"Let’s get this guy off the streets before he targets another innocent person." "If you’ve seen any of these fugitives, call our hotline now." "Thanks to a courageous tipster who did the right thing, this criminal won’t be bothering anybody else for a very long time."
For decades, local and national media - from nightly news broadcasts partnering with Crime Stoppers to primetime TV shows like America’s Most Wanted - have warned consumers of dangerous criminals on the lam, lurking outside our neighborhood grocery stores. The FBI and police departments throughout the country, the public is told, are doing everything they can to catch The Bad Guys—they just need a little help from concerned, responsible, and vigilant citizens like you.
Cue the calls to action imploring people to submit tips through hotlines, law enforcement websites, and social media. But what are the effects of this model, and how effective, really, is it? How does it shape the ways in which the US public understands crime?
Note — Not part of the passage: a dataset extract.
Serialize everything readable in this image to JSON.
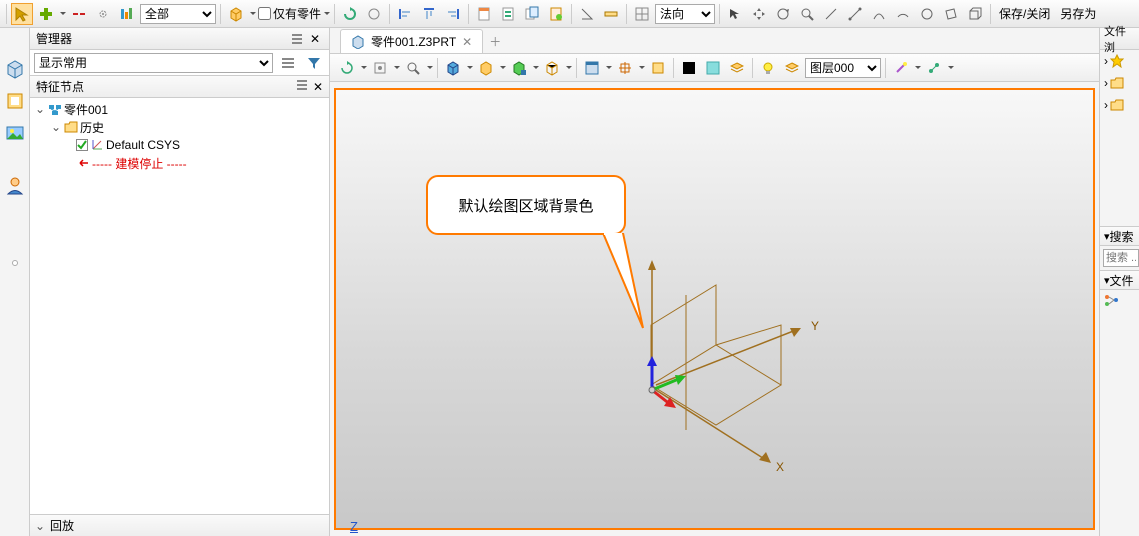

And why, after all of the scholarship documenting how police do little to make us more safe does this vigilante television addiction persist?
On this episode, we examine how news and pop cultural media deputize and urge listeners, readers, and viewers to act as neighborhood vigilantes. We study how this instills a climate of constant, unnecessary fear; presents the current US and criminal legal system as the only option to reduce crime; excludes crimes against the poor and working class like wage theft, food and housing insecurity, and lack of healthcare; and how these systemics can inflict unjust harm upon the subjects of these anonymous tips.
Our guest is journalist Tana Ganeva.